I recently discovered author, Rick Riordan. He's responsible for writing the Percy Jackson and the Olympians series which I'm sure a lot of people have heard about since the first book, Percy Jackson and the Olympians: The Lightning Thief was made into a movie. I started out reading the first book in Riordan's series Heroes of Olympus. I knew about the Percy Jackson series but I thought they were separate series and they are, to a point. A lot of the same characters from the first series make appearances or are mentioned in the second as are some events. So, my OCD couldn't stand it and I had to read the first book of the Olympians series and I've set aside the Heroes series until I'm finished. Blah blah. Anyway, they're great books. The Greek and Roman mythology in them are fabulous. Riordan's fantasy world is well-developed if a little Harry Potter'ish. I'm finding that I like the Olympians series better because they are told in the first person from Percy's point of view. The first book in the Heroes series is told in the third person from three different character's points of view. There was a lot of internal dialogue and thought and not enough actual character interaction in my opinion.
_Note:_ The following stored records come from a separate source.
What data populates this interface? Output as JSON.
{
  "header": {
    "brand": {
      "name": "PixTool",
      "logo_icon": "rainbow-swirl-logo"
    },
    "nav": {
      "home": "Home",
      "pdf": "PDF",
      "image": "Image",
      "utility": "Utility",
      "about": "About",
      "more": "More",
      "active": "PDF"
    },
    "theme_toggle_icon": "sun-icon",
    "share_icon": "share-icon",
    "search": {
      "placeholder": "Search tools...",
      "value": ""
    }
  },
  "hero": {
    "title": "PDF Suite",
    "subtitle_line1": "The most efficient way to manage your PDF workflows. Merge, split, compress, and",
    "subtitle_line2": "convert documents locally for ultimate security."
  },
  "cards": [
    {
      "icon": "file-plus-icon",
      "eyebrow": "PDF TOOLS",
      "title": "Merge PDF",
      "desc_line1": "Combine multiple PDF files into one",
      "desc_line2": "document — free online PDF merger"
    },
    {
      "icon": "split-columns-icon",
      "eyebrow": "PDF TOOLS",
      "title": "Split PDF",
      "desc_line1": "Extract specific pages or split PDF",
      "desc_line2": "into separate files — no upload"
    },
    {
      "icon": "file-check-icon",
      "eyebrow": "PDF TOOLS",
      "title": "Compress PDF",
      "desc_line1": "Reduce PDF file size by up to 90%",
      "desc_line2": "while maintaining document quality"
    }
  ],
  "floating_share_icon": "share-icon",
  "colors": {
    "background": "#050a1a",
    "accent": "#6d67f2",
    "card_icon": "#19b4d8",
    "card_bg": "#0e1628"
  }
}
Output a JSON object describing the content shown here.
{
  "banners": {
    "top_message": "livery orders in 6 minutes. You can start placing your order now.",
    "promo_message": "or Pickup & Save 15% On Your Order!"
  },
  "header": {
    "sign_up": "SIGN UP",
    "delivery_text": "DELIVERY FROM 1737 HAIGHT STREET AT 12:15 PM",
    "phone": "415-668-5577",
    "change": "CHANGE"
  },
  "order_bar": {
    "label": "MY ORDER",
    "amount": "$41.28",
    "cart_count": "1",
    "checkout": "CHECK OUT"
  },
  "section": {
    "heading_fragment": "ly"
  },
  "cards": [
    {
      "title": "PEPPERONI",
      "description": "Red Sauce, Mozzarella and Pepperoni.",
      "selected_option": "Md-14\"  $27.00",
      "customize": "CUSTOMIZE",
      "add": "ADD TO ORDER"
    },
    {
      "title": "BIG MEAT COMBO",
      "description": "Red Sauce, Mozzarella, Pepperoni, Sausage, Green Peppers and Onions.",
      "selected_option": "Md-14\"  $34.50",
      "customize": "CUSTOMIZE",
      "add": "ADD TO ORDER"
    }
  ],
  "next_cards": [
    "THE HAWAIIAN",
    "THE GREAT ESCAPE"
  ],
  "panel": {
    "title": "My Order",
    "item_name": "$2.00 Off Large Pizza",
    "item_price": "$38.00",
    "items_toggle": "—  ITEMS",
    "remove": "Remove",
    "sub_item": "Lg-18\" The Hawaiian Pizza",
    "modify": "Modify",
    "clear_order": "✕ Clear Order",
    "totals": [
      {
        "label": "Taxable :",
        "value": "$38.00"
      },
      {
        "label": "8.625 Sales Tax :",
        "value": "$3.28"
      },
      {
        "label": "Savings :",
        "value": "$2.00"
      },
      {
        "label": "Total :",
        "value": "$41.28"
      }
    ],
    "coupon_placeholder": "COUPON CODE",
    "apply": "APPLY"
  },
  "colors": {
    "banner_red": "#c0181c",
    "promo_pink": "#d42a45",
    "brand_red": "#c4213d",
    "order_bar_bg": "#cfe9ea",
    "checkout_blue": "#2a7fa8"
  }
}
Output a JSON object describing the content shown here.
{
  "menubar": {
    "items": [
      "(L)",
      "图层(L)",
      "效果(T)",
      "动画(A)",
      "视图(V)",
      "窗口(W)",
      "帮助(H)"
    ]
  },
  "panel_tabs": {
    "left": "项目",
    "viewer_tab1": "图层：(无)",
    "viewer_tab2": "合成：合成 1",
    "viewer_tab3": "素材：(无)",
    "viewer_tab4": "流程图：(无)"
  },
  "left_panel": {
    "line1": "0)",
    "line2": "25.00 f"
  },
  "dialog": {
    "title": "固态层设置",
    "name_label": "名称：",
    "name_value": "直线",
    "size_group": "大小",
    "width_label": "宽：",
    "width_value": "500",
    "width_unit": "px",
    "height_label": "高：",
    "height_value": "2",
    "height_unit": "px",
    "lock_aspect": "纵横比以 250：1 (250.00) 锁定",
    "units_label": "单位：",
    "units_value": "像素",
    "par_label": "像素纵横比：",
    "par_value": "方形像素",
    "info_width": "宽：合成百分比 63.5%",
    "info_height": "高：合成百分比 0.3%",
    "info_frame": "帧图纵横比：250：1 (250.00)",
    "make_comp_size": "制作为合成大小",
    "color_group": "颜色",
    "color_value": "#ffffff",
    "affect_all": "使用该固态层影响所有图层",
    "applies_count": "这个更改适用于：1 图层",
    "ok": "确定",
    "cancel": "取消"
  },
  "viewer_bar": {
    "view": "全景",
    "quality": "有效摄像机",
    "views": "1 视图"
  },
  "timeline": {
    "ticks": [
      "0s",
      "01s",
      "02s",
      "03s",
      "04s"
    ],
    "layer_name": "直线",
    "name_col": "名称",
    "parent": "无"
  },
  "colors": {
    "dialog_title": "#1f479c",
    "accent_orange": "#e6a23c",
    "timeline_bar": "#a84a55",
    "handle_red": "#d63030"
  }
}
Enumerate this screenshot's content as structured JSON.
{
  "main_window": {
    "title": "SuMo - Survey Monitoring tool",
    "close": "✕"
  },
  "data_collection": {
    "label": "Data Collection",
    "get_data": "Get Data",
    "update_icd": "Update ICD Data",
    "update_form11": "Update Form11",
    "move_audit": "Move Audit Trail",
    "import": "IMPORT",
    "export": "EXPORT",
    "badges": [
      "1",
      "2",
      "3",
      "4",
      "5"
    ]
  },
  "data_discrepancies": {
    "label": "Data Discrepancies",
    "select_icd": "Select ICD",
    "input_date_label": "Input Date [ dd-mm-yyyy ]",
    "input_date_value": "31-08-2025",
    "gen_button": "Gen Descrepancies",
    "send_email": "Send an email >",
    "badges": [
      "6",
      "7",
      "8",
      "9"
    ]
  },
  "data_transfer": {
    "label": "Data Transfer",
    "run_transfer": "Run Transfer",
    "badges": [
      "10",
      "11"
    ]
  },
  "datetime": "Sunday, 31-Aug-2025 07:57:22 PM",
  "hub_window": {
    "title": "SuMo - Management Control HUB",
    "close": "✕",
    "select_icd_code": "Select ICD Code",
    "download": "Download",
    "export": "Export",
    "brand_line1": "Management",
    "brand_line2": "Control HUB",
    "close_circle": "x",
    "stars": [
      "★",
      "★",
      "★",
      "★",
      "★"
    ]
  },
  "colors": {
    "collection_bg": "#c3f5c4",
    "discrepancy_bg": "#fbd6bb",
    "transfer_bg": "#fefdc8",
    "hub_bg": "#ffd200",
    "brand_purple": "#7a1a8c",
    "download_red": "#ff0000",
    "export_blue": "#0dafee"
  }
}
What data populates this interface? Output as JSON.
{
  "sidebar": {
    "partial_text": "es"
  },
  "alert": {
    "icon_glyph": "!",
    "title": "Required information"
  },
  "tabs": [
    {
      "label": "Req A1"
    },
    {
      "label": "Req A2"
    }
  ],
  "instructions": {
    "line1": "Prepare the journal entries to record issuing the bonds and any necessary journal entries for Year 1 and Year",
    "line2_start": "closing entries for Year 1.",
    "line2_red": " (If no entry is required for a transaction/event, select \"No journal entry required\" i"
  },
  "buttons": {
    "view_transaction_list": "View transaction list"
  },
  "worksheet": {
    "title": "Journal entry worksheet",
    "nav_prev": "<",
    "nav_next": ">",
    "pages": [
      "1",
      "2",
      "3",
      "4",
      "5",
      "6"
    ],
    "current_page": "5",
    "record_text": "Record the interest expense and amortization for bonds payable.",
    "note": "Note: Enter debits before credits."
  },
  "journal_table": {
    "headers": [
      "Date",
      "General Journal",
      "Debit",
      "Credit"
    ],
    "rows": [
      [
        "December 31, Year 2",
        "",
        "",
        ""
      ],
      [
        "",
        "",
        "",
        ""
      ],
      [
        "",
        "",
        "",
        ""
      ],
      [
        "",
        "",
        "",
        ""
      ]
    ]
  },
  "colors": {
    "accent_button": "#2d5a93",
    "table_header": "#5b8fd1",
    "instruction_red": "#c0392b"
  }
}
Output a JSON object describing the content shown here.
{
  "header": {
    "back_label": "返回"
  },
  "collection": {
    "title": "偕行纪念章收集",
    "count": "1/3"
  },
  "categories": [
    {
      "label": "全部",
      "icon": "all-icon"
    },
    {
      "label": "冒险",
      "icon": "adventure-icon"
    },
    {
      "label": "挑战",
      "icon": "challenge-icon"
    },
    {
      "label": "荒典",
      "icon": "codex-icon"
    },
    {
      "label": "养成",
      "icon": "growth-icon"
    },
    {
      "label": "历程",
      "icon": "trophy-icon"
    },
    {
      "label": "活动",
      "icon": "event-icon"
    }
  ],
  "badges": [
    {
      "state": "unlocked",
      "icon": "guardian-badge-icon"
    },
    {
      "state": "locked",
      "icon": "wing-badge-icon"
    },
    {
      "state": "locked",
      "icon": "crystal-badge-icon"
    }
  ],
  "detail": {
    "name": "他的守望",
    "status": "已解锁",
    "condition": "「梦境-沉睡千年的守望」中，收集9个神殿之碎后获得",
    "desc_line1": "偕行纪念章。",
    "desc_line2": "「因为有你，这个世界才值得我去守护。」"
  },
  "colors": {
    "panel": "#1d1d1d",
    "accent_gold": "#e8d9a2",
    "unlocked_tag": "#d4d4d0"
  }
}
Something I really like about Riordan's heroes is that most, if not all, have ADHD, dyslexia, or both. As it's explained, the kids have ADHD because they aren't challenged enough by the human world and they have dyslexia because they inherit the ability to read ancient Greek which makes it hard for them to read regular English. I think that's just a great message to send to kids that have these issues: Don't let it hold you back and maybe these conditions are just a unique way in which you view the world around you. Heroes can have ADHD and dyslexia too.
I also like that though there is a certain amount of violence, what with the heroes having to go off on quests against monsters and so forth, it's totally on par with kids and young adults. Supernatural blood, in Riordan's world, is gold ichor. Some monster, when slain, turn into clay, others gold dust. It's things like that that make Riordan's world fantastical and exciting, but not so scary that tweens couldn't read and enjoy either series.
I have to say that I've really enjoyed setting aside some of the heavier reading I've been doing lately to enjoy more lighthearted and somewhat simpler books and just plain fun books.